● TASK
Would you find each line in the entries below with the string "structure" and copy it?

● SUPPLIED ENTRIES
[Start of section]

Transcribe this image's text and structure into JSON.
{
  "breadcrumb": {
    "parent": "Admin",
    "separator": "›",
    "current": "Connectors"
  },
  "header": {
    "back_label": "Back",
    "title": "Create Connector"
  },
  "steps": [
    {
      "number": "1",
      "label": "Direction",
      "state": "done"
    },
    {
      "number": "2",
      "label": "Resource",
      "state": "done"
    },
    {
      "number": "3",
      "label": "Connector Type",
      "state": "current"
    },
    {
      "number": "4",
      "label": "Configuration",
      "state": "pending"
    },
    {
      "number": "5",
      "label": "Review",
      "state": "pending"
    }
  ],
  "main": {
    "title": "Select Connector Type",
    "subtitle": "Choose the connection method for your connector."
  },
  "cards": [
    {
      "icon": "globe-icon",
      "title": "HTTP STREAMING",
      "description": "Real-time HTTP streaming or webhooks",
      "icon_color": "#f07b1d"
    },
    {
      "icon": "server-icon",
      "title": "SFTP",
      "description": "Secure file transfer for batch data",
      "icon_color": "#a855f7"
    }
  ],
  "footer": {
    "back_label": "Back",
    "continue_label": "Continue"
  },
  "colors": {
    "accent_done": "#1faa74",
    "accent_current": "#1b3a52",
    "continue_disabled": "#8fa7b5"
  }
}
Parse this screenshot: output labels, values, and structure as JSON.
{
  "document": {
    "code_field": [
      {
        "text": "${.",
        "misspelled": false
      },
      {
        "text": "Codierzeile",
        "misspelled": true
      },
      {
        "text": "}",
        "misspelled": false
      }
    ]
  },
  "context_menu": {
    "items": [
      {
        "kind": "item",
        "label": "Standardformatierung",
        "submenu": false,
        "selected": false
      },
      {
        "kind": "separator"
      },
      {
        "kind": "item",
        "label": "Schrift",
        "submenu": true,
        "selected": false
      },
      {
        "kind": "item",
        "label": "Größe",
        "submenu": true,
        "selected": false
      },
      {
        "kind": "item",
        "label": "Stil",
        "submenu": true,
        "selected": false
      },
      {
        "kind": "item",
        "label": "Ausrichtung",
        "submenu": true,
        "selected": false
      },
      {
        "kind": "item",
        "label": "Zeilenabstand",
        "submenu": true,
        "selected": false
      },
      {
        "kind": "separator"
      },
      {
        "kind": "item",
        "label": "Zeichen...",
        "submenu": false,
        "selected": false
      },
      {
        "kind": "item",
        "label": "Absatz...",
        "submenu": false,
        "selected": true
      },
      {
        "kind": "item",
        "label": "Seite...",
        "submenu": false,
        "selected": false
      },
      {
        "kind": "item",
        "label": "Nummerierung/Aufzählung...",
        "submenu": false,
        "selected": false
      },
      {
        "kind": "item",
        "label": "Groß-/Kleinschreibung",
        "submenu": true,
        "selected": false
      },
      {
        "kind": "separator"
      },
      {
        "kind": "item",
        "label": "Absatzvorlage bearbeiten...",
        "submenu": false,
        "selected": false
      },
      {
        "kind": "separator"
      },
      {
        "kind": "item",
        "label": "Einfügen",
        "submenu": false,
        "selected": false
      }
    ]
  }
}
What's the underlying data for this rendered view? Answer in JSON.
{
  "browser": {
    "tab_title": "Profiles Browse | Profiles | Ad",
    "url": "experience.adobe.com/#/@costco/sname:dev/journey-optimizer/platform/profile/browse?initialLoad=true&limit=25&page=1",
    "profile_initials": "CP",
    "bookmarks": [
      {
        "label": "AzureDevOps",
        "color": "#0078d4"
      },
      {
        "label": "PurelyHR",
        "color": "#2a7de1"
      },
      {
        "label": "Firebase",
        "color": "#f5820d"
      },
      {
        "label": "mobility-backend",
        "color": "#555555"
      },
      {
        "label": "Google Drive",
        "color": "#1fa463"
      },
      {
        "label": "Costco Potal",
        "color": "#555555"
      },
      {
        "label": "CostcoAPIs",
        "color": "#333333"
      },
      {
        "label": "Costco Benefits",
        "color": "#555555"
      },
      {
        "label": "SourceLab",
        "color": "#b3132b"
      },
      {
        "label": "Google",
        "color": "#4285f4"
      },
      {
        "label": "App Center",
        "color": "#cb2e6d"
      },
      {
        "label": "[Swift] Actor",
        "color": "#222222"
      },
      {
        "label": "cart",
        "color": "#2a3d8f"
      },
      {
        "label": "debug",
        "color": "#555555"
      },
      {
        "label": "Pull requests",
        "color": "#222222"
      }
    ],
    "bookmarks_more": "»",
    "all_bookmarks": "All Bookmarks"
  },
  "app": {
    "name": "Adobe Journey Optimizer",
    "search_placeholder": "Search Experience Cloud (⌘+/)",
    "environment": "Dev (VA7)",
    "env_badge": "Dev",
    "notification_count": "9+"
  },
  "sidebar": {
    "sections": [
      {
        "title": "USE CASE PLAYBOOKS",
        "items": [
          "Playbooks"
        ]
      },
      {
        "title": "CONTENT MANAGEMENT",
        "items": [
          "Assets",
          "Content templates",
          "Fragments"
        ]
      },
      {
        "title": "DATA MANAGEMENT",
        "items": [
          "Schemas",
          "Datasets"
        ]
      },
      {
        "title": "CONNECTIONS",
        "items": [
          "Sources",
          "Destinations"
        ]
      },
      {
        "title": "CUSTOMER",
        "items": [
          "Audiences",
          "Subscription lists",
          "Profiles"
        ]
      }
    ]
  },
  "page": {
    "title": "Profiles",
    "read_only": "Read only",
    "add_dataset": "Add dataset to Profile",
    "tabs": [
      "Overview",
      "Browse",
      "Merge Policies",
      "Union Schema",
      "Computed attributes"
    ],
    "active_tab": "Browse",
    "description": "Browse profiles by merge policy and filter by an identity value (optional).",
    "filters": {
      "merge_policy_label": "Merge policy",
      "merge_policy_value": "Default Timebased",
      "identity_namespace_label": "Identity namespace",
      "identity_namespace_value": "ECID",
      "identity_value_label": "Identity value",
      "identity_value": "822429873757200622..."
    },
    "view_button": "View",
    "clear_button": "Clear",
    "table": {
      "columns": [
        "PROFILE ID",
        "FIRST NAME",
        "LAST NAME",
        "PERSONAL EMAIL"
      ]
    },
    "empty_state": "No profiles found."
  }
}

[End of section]

● TASK SOLUTION
Transcribe this image's text and structure into JSON.
Parse this screenshot: output labels, values, and structure as JSON.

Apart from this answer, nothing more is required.